Alumni host regent forum

Regent candidates answered questions in front of a crowd Tuesday at the Capitol.

Anna Weggel

Candidates for the four open spots on the University’s Board of Regents spoke in front of faculty, students and community members on Tuesday at the Capitol.

The University Alumni Association sponsored its sixth Regent Candidate Forum, in which moderator Lori Sturdevant, an editorial writer for the Star Tribune, presented previously submitted questions to the candidates.

National Alumni Association President Andrea Hjelm said the forum will help people decide which candidates they want to support by calling regents and informing the public.

“We’re all part of the process,” Hjelm said.

A reception preceded the forum, in which candidates socialized with staff members, legislators and other regents.

Sen. Steve Kelley, DFL-Hopkins, and education committee chairman, said the reception gave him a chance to get to know the candidates better.

“It’s a chance to visit the candidates one on one,” Kelley said.

Regents Chairman David Metzen said the University’s regent-selection process is “just how it should work.”

“It’s always about relationships and getting to know people,” he said.

Candidates first spoke about their professional experiences and what they felt they could contribute to the board.

They also discussed their ideas on topics such as the University’s budget, teacher retention and graduation rates.

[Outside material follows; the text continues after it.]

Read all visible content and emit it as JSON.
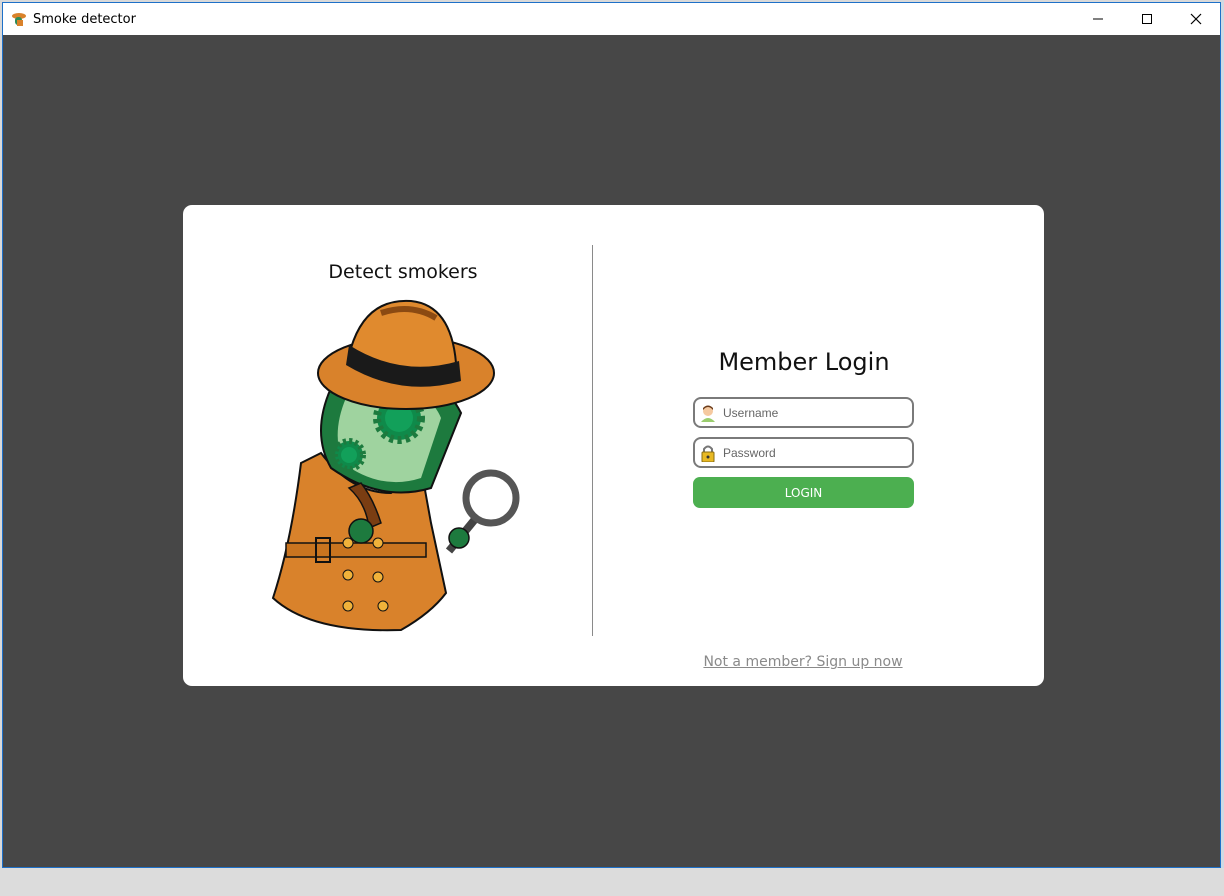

Candidate Margaret Leppik said she thinks scholarships should be based on need rather than merit.

“If we can’t inspire students, we’re going to be in real trouble,” she said. “It’s not just the job of the University – it’s the responsibility of K-12, the Legislature and the state as a whole.”

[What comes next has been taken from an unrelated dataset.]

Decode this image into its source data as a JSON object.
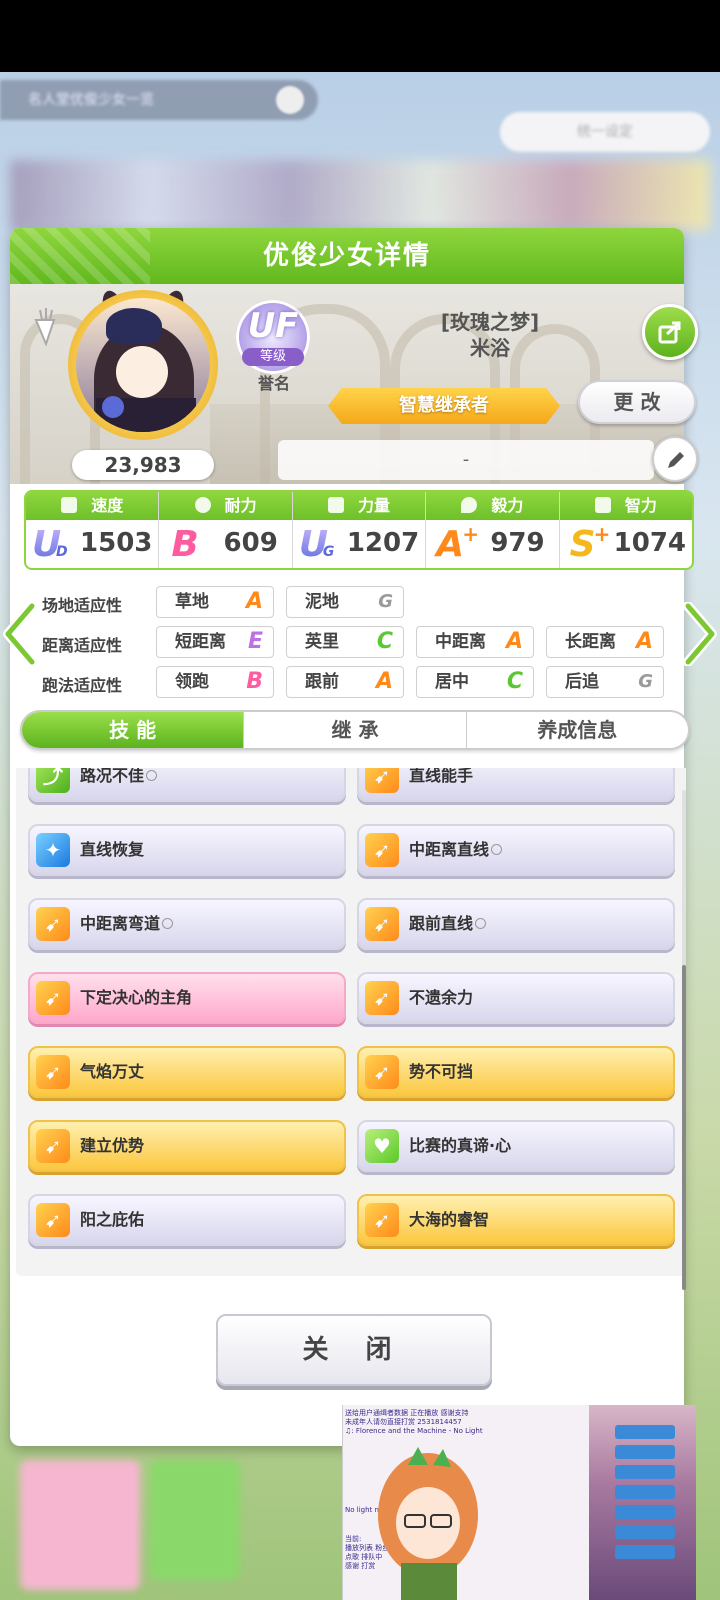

Regent Anthony Baraga, who is up for re-election, said the problem is that some students cannot access the University because of tuition rates.

“With tuition the way it is now, we’re still having a record number of applicants,” he said. “The market is fine – access is the problem.”

Regent Dallas Bohnsack, who is up for re-election, said he thinks students are being forced to pick their majors based on how much debt they will have after college.

“We must have a public policy that lowers student debt,” he said.

All candidates agreed board members should act as teachers for the University community.

“The University is an incredibly expensive institution to operate – how many people know what the University actually does?” candidate Edward Borowiec said. “The board has a primary responsibility to get that information out.”